A year ago, I lost a dear member of my family. Not long after, I knew I wanted to do something to remember her while helping another. This was going to be my first gift, a significant one for me monetarily and personally. After doing my research, I found my answer with a personalized paving stone memorializing our loss, honoring our longtime and dedicated doctor, and with a portion of the gift going to a hardship fund.
Within seconds of pressing send, I felt an unexpected and absolute high! The personal pride and joy made my heart swell and I was immediately thinking about my next gift. I remembered prospect strategy meetings and discussing a donor’s answer to the “what’s your passion” question. I finally had MY answer.
As a fundraising insider, I should not have been surprised by the following months. Several weeks later I asked about the timeline and if the doctor would be notified. A boiler plate acknowledgment letter was mailed.
Three months later I emailed and learned the order was delayed. Six months after I made the gift, I sent another email and was told it would be sent to the engraver any day now. It included a firm “we’ll contact you when it’s installed.” Ouch.
Three more months and another follow up email… **crickets** I stubbornly sent one more email last month and this time I had a response – the paver was already installed.
That night we visited our long-awaited (and unexpectedly hyped) paver. There were a few tears and there were a lot of happy memories. In the end, the intent of our gift was met, but an additional memory was now attached. I wondered if I hadn’t stayed diligent would our gift have been honored and when. Two days later, I received an automated email soliciting me for another gift – a memorial paver. I unsubscribed.
This ambivalent firsthand experience reminded me – organizations have to evolve with their donor base. Think of the years of presentations you’ve attended about how the next generation of donors won’t respond to the status quo. It’s time for us to practice what we preach.
Here are two things about me as a first-time donor to get you started:
1st – I’m a female donor. Don’t send mailings only to my husband, refer to me as Mrs. (His First Name) Herrington, or assume he is your prospect. Numerous studies show how women are more likely to give than men and give twice as much when they do. Women control the majority of their household’s spending. Reports estimate more than 70% of the $41 trillion in intergenerational wealth will transfer to women after the passing of their parents and spouse/partner.

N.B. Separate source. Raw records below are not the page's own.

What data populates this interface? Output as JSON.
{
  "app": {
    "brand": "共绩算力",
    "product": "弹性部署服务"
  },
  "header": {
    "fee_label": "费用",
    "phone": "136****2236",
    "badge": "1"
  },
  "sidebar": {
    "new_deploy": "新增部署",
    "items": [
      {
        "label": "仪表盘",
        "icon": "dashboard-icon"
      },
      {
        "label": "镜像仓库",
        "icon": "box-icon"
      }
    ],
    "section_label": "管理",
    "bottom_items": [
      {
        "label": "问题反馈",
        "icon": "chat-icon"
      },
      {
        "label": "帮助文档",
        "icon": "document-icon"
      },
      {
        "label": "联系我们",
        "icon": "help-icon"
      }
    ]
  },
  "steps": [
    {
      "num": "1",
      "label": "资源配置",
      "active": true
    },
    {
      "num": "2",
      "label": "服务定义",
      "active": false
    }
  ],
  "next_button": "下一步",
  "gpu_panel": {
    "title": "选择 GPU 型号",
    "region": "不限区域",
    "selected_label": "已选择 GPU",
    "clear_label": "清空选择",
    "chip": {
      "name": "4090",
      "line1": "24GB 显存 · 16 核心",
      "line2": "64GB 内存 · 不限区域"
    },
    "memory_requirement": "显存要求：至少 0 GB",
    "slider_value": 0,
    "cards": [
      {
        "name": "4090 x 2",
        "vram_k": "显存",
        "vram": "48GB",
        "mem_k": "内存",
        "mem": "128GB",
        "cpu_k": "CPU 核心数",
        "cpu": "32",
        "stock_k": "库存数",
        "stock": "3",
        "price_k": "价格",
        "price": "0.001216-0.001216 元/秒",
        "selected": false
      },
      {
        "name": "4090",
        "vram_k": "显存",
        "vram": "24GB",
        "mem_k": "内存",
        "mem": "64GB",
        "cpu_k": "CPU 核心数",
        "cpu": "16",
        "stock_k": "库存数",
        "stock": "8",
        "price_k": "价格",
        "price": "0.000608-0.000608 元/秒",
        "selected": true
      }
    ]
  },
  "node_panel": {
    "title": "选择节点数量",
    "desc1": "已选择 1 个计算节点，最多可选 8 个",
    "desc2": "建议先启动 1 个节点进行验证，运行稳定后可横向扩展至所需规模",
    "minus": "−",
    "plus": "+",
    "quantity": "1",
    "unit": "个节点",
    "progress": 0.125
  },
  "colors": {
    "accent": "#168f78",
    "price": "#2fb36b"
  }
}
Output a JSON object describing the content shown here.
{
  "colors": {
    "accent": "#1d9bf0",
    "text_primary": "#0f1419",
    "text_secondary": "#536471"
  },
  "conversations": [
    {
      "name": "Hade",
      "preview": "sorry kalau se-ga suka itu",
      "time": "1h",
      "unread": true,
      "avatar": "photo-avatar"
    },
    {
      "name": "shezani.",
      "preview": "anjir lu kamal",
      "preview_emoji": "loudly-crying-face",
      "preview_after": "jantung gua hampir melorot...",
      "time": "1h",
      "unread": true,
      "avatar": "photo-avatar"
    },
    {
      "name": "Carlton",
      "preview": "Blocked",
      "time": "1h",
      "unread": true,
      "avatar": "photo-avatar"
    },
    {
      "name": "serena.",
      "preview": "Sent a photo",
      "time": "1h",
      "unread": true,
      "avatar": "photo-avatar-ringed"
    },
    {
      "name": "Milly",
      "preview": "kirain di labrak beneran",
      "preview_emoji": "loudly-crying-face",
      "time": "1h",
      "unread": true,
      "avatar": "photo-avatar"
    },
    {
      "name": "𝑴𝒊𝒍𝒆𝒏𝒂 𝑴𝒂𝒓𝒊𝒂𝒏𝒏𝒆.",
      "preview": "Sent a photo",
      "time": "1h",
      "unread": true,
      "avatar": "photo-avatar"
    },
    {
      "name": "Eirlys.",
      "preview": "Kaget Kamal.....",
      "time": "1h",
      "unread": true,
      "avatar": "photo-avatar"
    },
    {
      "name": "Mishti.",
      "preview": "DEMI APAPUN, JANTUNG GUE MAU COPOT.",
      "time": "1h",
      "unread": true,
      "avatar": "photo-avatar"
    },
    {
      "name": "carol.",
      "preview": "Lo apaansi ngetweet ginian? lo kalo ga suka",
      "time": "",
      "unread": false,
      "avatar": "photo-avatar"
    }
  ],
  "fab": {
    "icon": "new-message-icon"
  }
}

2nd – I’m a member of your next generation of donors – Generation X (1965-1980). You’re already thinking about Millennials and how you’ll one day approach them, but don’t forget about why you should already be cultivating my generation now. You’ve been comfortable with my Baby Boomer parents for decades, but there are 65 million of us entering our prime years for cultivation. We’ll respond to the same changes you need to make for Gen X anyway – a different approach to annual fund solicitations, quality and type of stewardship, how you keep me engaged, and how to approach me to ask, “what’s your passion.” I’m about accountability, long-term impact, and sustainable change.
How has this first philanthropic experience changed my outlook as a new donor? I’m disappointed and that high is past. Yet, I’m also ready to move on because I know it’s more than about me. After a little more research, I’ve already found a similar cause (at a different organization) and know I will help make at least one person’s life a little easier.
The photo accompanying this post was chosen solely for its beauty and appropriateness to the topic. The Semper Fidelis Memorial Park, which probably has a terrific stewardship program, was not the subject of this article.